Ándres Duque: My Outburst with Iván

In this issue, Andrés Duque, speaks in first person, about his relationship with Iván Zulueta, and the steps taken to record his documentary IVÁN Z

My Outburst with Iván

I saw “Arrebato” (Iván Zulueta) for first time in a retrospective offered by the Cinemática of Caracas about the best of Spanish cinema; it was around 1991. As well as much other people who had previously seeing the movie, I had the feeling I had just participated in a hypnotic and bloodsucker experience. The film addressed me, or better said, it arouse some of my childhood memories with an exciting faithfulness. The pleasure of watching picture card albums and letting yourself getting lost in those sceneries, all the erotic load that Betty Boop or Peter Pan can awake, the sticky textures of some objects, the light sparkles bouncing out when the sun comes into the window, well, a world full of memories started resettling my mind to right after lead me to the outburst. From that moment, I could not take this movie out of my mind.

I started looking for information about Iván in the year 2000, and I could only find anecdotes that seemed to be fiction more than reality. In any case, the myth surrounding him and his eccentric, obscure, inscrutable character attracted me to such a point that I ended finding a way to meet him through Álvaro Machimbarrena, a friend of mine that helped me contacting him and later produce the documentary “Iván Z”.

Getting to his house with the camera to develop the documentary, it was not an easy task. A year and a half had to pass until our friendship strengthened, and he would not find himself uncomfortable with my presence. I was clear that I was going to shoot everything in his house and I had prepared a large questionnaire revolving around his seclusion and his present life. I was not so much interested to go into his career as a filmmaker or into his movies, I believe they are self-explanatory. I was more interested in demystifying his secretive image by taping him in his day-to-day life.

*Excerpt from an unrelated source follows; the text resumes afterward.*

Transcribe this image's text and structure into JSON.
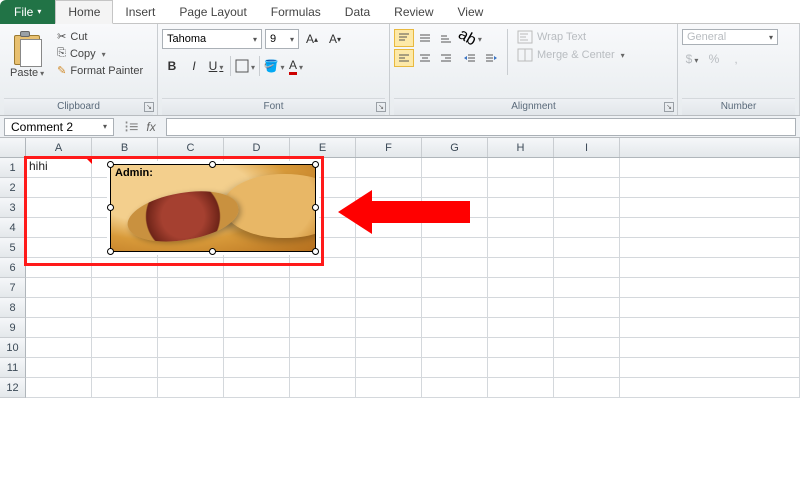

I was surprised that Iván was always thinking about stories and that his memories had not left him aside and his intense trips throughout the cinema, but in that moment he found himself more secure drawing and staying at home; it was also his family’s home and source of all his cinema and life inspiration, that after all, represented the same thing for him.

In the top-floor apartment where he slept, it could be found his most appreciated objects, those who he liked recording with his super8 camera and that remind him to a happy childhood: picture card albums and Walt Disney figures with Blandi-blups backgrounds. Lou Reed was also there cleverly inhaling a substance that seemed to be rolling tobacco, and a weird leopardess woman sighting through a window a city that is out of her reach. But there was much more going on, a cinema ticket clerk quite bad-tempered, maybe because she just realized that her husband is a drag-queen, a drowned mermaid in a fish tank full of jellyfishes and a set of amateur films about world wide tours. The light came out of the window and became the narrative thread, it went around all the rooms and passed through a TV where, once we found ourselves with midnight creatures that moved around intensively, as trying to push the end of a programme that left us immersed in a completely darkness, the last frontier.

Andrés Duque